What you should do >> In the records below, find the line containing "Extract the structured" and retype it and every line after it exactly, adding nothing.

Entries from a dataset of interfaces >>
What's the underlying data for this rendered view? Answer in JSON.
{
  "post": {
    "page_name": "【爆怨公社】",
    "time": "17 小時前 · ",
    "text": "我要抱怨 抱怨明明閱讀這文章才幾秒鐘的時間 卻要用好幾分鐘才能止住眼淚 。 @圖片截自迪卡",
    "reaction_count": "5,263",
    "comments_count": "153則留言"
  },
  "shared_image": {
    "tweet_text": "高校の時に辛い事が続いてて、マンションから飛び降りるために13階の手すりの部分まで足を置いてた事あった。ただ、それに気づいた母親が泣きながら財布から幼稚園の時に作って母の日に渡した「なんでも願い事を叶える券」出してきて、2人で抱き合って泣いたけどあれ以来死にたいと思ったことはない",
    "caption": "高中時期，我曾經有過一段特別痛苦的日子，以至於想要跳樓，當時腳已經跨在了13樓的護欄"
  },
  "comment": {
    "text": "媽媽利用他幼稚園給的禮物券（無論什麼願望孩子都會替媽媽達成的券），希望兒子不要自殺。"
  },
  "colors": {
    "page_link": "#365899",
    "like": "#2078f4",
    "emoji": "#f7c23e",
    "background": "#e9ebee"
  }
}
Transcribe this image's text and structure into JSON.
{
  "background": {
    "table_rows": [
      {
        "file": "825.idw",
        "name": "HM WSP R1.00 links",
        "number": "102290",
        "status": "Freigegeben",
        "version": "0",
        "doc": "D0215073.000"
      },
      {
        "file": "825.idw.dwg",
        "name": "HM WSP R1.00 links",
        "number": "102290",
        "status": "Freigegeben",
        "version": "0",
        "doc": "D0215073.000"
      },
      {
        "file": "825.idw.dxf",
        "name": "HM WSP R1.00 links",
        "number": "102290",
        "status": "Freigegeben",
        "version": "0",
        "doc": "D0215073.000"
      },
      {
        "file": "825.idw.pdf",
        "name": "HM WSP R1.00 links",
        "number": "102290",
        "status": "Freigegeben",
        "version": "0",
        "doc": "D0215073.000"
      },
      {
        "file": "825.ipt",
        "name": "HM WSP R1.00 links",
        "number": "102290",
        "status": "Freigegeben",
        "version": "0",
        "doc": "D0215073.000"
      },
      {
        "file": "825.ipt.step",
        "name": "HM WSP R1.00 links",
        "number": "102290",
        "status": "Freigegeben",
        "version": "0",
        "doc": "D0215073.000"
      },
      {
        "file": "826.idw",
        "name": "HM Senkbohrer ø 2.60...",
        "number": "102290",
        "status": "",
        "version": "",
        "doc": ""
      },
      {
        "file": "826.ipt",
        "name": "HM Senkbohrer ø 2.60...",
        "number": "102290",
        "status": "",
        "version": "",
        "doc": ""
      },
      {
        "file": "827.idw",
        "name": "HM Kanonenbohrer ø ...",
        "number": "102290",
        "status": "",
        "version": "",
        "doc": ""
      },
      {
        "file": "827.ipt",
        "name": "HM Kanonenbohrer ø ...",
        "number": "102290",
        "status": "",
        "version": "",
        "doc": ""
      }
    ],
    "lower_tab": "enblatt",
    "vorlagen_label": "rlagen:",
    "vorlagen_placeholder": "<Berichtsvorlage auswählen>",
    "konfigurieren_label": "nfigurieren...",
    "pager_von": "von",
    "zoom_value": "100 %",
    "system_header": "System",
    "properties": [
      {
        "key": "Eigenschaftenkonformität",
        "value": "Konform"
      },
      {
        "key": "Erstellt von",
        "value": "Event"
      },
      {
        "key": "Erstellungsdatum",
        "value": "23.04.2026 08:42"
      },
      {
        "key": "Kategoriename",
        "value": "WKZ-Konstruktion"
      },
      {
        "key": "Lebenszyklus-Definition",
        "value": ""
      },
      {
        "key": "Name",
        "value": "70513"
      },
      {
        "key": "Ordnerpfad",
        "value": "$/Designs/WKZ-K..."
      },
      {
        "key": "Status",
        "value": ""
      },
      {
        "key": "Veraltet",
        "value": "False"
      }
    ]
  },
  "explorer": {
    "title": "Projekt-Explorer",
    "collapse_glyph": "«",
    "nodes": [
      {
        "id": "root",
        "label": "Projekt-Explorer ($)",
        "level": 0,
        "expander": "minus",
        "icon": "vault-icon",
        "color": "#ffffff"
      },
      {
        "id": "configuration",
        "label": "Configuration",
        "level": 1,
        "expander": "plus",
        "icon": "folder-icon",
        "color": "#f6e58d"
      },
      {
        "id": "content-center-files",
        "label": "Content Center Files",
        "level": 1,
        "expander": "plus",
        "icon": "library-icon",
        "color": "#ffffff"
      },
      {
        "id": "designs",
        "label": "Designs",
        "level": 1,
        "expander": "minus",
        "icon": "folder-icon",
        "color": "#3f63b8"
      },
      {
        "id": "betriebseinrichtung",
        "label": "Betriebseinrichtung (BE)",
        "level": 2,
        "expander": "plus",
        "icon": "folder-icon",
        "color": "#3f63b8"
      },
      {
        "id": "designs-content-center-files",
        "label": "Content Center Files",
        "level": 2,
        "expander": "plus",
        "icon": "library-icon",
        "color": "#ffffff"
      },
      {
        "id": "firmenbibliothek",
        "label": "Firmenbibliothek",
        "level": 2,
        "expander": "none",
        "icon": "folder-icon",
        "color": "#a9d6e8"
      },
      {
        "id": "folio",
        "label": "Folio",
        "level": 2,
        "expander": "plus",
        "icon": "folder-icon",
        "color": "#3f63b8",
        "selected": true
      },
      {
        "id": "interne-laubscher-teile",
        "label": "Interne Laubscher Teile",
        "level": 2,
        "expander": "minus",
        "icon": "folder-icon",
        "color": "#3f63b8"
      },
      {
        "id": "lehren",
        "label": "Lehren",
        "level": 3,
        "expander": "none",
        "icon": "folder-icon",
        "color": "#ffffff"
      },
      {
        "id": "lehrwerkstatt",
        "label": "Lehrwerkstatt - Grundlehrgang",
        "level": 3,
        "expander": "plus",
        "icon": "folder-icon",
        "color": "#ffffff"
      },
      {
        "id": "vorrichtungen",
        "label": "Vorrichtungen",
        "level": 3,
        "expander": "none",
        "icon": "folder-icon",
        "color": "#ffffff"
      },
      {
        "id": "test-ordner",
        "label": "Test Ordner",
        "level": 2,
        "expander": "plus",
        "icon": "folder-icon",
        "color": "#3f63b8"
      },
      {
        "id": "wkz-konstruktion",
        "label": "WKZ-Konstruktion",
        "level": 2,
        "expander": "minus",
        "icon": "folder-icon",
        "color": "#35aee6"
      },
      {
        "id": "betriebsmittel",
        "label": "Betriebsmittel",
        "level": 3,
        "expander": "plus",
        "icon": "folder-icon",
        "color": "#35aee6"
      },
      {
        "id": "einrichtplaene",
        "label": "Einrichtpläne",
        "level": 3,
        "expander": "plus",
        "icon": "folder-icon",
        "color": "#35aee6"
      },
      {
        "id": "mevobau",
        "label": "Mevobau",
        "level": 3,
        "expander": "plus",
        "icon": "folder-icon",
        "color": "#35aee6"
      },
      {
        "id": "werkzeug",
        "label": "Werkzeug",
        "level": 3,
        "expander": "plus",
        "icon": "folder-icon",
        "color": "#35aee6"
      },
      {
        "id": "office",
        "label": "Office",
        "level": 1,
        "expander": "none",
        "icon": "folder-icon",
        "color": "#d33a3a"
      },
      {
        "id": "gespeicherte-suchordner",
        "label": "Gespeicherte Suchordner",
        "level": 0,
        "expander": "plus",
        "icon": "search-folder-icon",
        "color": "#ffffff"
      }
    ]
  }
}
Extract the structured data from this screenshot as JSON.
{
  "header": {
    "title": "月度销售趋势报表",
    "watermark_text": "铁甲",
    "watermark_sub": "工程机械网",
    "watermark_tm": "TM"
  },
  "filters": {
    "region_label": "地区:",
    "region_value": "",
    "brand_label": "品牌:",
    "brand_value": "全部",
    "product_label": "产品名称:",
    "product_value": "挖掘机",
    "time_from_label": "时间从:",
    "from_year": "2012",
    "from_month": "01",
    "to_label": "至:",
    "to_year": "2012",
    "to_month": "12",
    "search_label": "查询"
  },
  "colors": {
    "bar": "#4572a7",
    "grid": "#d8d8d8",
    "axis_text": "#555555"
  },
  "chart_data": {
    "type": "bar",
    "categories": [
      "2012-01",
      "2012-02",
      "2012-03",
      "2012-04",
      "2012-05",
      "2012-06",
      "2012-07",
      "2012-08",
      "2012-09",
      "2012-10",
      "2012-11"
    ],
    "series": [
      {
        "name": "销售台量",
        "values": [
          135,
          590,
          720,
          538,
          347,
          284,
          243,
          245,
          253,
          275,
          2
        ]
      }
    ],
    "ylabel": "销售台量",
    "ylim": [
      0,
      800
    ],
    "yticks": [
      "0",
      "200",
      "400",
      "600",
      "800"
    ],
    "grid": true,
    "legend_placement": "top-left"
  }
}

Solution to this problem >>
Extract the structured data from this screenshot as JSON.
{
  "header": {
    "title": "月度销售趋势报表",
    "watermark_text": "铁甲",
    "watermark_sub": "工程机械网",
    "watermark_tm": "TM"
  },
  "filters": {
    "region_label": "地区:",
    "region_value": "",
    "brand_label": "品牌:",
    "brand_value": "全部",
    "product_label": "产品名称:",
    "product_value": "挖掘机",
    "time_from_label": "时间从:",
    "from_year": "2012",
    "from_month": "01",
    "to_label": "至:",
    "to_year": "2012",
    "to_month": "12",
    "search_label": "查询"
  },
  "colors": {
    "bar": "#4572a7",
    "grid": "#d8d8d8",
    "axis_text": "#555555"
  },
  "chart_data": {
    "type": "bar",
    "categories": [
      "2012-01",
      "2012-02",
      "2012-03",
      "2012-04",
      "2012-05",
      "2012-06",
      "2012-07",
      "2012-08",
      "2012-09",
      "2012-10",
      "2012-11"
    ],
    "series": [
      {
        "name": "销售台量",
        "values": [
          135,
          590,
          720,
          538,
          347,
          284,
          243,
          245,
          253,
          275,
          2
        ]
      }
    ],
    "ylabel": "销售台量",
    "ylim": [
      0,
      800
    ],
    "yticks": [
      "0",
      "200",
      "400",
      "600",
      "800"
    ],
    "grid": true,
    "legend_placement": "top-left"
  }
}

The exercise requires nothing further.